Two years ago the earthquake in New Zealand caused extensive damage to the city of Christchurch. The iconic image of the disaster was the rubble of Christchurch Cathedral, which was so damaged that it was reluctantly slated for demolition. It takes time to rebuild a cathedral, but its absence would be felt as a constant reminder of the tragedy. The authorities hit on solution: commission a temporary cathedral.
Enter Shigeru Ban, the innovative Japanese architect who has come to specialise in large scale temporary structures. His past buildings include exhibition pavilions and pop-up theaters, as well as disaster response housing. If buildings are going to be temporary, it’s best if they are cheap to construct, low-impact and recyclable, so Ban has developed techniques using cardboard. That was his chosen medium for the ‘transitional cathedral’.
This week the Cardboard Cathedral was finished, with the first service due this Sunday. It is built on a platform of shipping containers, which provide side-chapels, smaller rooms and storage. On top is a triangular structure that tapers towards the front, composed of long cardboard tubes. The front is a large mosaic of triangular stained glass. It’s a striking building, and “a powerful symbol of hope for a rebuilt, renewed Christchurch.”
Just because it’s cardboard doesn’t mean it’s in any way fragile. A polycarbonate roof covers the cardboard tubes, so it won’t go soggy. It’s actually designed to last 50 years, and it’s earthquake proof.
Cardboard architecture or furniture should in no way be considered disposable. While it is usually used for temporary structures, you can use it for permanent ones too. There’s a cardboard school building in Essex. It is also an obvious material for the kind of semi-permanent internal fittings that are used in office environments.

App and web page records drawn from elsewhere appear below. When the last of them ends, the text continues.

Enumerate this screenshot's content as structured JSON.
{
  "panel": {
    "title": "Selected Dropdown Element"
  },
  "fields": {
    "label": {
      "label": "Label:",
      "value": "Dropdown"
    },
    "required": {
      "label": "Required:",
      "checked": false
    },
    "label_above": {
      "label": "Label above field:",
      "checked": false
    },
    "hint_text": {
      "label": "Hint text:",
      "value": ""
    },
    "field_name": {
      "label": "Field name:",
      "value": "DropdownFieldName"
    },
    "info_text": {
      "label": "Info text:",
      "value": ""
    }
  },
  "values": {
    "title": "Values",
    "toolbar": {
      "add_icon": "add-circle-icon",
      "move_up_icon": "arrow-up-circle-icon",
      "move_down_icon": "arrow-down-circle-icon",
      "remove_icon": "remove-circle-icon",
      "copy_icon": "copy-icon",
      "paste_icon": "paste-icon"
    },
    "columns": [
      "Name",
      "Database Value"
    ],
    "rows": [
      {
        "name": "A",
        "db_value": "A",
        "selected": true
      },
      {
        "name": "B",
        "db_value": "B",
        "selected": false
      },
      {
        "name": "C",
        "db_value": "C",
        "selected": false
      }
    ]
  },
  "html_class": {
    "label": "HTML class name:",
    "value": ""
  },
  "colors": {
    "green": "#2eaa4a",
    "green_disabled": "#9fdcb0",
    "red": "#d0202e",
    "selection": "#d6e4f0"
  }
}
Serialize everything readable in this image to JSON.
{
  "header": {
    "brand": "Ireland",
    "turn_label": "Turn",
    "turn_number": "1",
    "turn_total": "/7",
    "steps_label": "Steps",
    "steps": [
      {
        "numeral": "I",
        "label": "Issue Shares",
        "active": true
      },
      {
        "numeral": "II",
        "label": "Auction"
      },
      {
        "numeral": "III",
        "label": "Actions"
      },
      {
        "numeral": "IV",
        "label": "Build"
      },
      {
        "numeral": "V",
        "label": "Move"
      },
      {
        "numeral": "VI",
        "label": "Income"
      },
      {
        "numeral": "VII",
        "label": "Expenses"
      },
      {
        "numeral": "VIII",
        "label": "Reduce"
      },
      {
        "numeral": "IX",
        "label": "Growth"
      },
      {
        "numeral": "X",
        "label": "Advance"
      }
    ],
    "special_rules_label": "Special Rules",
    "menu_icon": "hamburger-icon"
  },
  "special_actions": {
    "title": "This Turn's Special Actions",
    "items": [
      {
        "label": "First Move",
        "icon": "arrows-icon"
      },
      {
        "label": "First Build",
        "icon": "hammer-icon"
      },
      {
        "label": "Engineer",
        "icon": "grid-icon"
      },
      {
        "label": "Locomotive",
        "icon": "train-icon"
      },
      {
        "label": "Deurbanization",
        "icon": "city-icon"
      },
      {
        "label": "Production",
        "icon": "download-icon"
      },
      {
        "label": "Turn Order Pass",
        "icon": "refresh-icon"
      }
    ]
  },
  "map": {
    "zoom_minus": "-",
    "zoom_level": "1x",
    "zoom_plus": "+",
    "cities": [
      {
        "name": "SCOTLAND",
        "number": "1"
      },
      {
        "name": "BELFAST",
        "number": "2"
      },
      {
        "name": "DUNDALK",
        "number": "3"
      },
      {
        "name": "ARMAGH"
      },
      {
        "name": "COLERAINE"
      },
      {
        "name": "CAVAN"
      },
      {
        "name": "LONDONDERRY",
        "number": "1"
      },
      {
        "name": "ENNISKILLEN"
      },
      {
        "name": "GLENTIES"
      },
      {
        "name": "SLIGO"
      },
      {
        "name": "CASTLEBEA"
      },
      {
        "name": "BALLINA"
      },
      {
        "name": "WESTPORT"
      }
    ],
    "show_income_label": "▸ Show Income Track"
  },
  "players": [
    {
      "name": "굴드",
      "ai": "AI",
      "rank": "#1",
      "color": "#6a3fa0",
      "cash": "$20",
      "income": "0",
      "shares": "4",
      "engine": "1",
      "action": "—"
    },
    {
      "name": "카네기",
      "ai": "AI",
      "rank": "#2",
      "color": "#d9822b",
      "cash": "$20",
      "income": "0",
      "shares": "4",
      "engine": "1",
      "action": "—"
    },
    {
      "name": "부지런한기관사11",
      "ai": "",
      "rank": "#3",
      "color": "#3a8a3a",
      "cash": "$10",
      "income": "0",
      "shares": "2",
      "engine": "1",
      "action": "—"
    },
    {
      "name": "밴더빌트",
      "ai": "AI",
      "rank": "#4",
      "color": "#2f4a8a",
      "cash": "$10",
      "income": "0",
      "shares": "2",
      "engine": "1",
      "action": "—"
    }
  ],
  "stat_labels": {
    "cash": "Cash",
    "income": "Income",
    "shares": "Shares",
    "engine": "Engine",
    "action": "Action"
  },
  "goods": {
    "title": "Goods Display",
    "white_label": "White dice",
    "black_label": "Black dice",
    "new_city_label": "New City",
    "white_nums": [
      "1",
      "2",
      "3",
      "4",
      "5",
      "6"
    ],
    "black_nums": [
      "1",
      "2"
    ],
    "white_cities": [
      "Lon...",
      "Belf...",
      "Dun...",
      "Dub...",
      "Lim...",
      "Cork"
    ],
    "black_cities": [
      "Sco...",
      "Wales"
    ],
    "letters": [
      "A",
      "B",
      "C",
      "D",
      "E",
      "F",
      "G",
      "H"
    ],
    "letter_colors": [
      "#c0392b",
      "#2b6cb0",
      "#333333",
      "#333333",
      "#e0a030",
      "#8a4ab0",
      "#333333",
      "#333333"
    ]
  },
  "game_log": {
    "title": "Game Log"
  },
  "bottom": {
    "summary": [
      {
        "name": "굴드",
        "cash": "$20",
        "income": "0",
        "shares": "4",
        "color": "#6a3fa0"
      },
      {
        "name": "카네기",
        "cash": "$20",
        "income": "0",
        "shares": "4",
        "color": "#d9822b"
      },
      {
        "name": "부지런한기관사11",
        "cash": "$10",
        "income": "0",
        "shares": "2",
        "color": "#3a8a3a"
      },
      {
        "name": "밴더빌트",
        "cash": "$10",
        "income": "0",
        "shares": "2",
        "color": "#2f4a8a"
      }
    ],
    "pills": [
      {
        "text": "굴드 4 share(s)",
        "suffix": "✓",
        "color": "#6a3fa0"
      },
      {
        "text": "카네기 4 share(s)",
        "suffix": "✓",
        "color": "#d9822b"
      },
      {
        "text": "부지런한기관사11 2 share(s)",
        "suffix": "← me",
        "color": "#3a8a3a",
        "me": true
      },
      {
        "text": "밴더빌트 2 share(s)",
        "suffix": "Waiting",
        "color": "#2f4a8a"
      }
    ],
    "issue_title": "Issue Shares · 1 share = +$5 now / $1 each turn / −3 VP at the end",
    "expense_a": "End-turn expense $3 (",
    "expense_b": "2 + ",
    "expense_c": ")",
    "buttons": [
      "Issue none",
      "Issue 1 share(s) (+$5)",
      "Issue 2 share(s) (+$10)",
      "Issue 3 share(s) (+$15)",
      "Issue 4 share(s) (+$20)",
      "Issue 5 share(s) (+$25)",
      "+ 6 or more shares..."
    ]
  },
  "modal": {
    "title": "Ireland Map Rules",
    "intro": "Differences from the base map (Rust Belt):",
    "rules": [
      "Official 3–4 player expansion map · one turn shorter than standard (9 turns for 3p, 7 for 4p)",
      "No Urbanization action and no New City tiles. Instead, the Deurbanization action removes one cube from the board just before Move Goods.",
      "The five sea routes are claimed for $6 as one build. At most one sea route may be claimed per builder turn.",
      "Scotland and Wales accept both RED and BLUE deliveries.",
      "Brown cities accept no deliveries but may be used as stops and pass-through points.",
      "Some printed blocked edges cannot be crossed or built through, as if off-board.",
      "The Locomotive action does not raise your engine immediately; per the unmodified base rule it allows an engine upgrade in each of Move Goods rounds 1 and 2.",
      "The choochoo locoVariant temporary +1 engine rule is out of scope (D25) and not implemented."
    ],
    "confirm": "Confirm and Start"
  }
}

If you’re interested in what the new cathedral might look like in a few decades time, here are the three concepts being considered.